I asked this question to a food politics professor and all she could say was, “…. I don’t know.” The basis for this question came from our current food crisis.
Ironically, many citizens in what our society calls “highly-developed nations” — or what I call “centers of capitalism” — are extremely unhealthy with obesity at unimaginable levels. This type of lifestyle is from the food that we eat. Our engine is our body and we have fed it with artificially manufactured foods. Why is this the case?
This is a matter of system.
Capitalism is the home of profit. This type of mindset is not bad per se, but focusing on having more numbers (earning money) infects any virtuous mind with greed.
Excessive greed has no boundaries and no mercy towards anyone and this is blatantly seen in the food industry.
Documentaries like Food Inc. and books like The Real Cost of Cheap Food reveal capitalism’s twisted grasp on the food we eat. Obesity levels are skyrocketing and our health is declining, but herein lies a sneaky collaboration between food corporations and the healthcare industry. As Michael Carolan (2013) states, “Is the ‘cheapness’ of cheap food, at least in part, an artifact of cost shifting, from one industry (food) to another?” (p. 75). In other words, has the goal of profit created a cooperation between two seemingly separate industries at the expense of the common people? Director Robert Kenner in his documentary Food Inc. depicts the horrible treatment of animals as they become intoxicated with antibiotics since birth (Kenner, 2008). Is there a connection between the antibiotic industry and the corporatized farming industry?? I think the answer is obvious. Aside from profit, governments have been attempting to promote a healthy lifestyle for the general public. But why do they fail to restrict corporate interests that damage the hard working middle class, which is the stronghold of any nation?
I recently went backpacking to China and I was stunned.
Everything I heard about this country was wrong. Especially the food.
The food was delicious. There were no preservatives or artificial flavoring. The meat and seafood were especially fresh.

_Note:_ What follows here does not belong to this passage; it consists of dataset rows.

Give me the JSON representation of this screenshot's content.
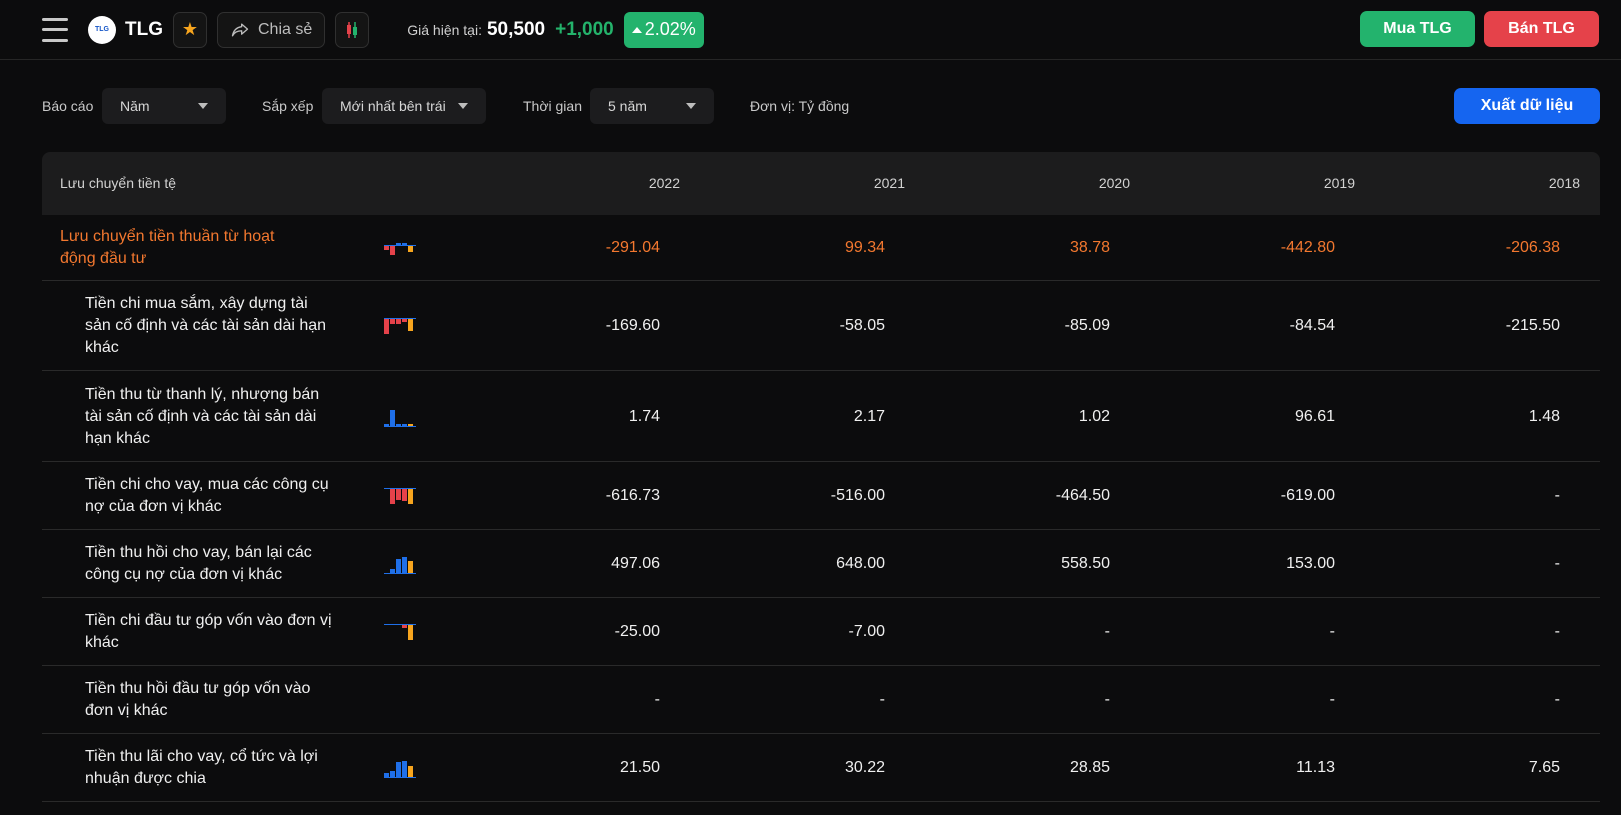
{
  "header": {
    "logo_text": "TLG",
    "ticker": "TLG",
    "share_label": "Chia sẻ",
    "price_label": "Giá hiện tại:",
    "price": "50,500",
    "change": "+1,000",
    "change_pct": "2.02%",
    "buy_label": "Mua TLG",
    "sell_label": "Bán TLG",
    "colors": {
      "up": "#23b36d",
      "down": "#e5424a",
      "accent": "#1565f0",
      "highlight": "#f3782f"
    }
  },
  "filters": {
    "report_label": "Báo cáo",
    "report_value": "Năm",
    "sort_label": "Sắp xếp",
    "sort_value": "Mới nhất bên trái",
    "time_label": "Thời gian",
    "time_value": "5 năm",
    "unit": "Đơn vị: Tỷ đồng",
    "export_label": "Xuất dữ liệu"
  },
  "table": {
    "header": "Lưu chuyển tiền tệ",
    "years": [
      "2022",
      "2021",
      "2020",
      "2019",
      "2018"
    ],
    "rows": [
      {
        "name": "Lưu chuyển tiền thuần từ hoạt động đầu tư",
        "values": [
          "-291.04",
          "99.34",
          "38.78",
          "-442.80",
          "-206.38"
        ],
        "main": true
      },
      {
        "name": "Tiền chi mua sắm, xây dựng tài sản cố định và các tài sản dài hạn khác",
        "values": [
          "-169.60",
          "-58.05",
          "-85.09",
          "-84.54",
          "-215.50"
        ]
      },
      {
        "name": "Tiền thu từ thanh lý, nhượng bán tài sản cố định và các tài sản dài hạn khác",
        "values": [
          "1.74",
          "2.17",
          "1.02",
          "96.61",
          "1.48"
        ]
      },
      {
        "name": "Tiền chi cho vay, mua các công cụ nợ của đơn vị khác",
        "values": [
          "-616.73",
          "-516.00",
          "-464.50",
          "-619.00",
          "-"
        ]
      },
      {
        "name": "Tiền thu hồi cho vay, bán lại các công cụ nợ của đơn vị khác",
        "values": [
          "497.06",
          "648.00",
          "558.50",
          "153.00",
          "-"
        ]
      },
      {
        "name": "Tiền chi đầu tư góp vốn vào đơn vị khác",
        "values": [
          "-25.00",
          "-7.00",
          "-",
          "-",
          "-"
        ]
      },
      {
        "name": "Tiền thu hồi đầu tư góp vốn vào đơn vị khác",
        "values": [
          "-",
          "-",
          "-",
          "-",
          "-"
        ]
      },
      {
        "name": "Tiền thu lãi cho vay, cổ tức và lợi nhuận được chia",
        "values": [
          "21.50",
          "30.22",
          "28.85",
          "11.13",
          "7.65"
        ]
      }
    ]
  }
}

Surprisingly, I saw that much of the land is dedicated to farming (this is what I gathered from my observations while traveling via train across northern and southern China). The people eating at any restaurant ate heartily and happily.
I could not taste the marks of the antibiotic farming industry! In the countryside, the simple lifestyle carries delicious taste unknown to Western societies.
The way the food is prepared, the water sources, and even the way the animals are raises are done harmoniously and naturally.
Even in the city, I could freely go to any restaurant without looking at an app to check for reviews. I can confidently say food is not a problem here.
Fresh vegetables, meat, and a spicy broth cooked to perfection!
A simple meal of Chinese-styled omelet and broccoli (along with a bowl of rice)
We need a system that is for the people. The ideal system that brings health, happiness, and truth to the people. We are at a breaking point because what is going on right now cannot sustain itself any longer. The big question here is:
Is this ideal system already in progress and are we just blinded by our prejudices?
I look forward to hearing the sound of your thoughts.
Carolan, M. (2013). The Real Cost of Cheap Food. Florence: Taylor and Francis.
Kenner, R., Kenner, R., Kenner, R., Pearce, R., Schlosser, E., Schlosser, E., . . . Adler, M. (Writers), & Pearce, R. (Director). (n.d.). Food, Inc. [Video file]. Retrieved July 16, 2017.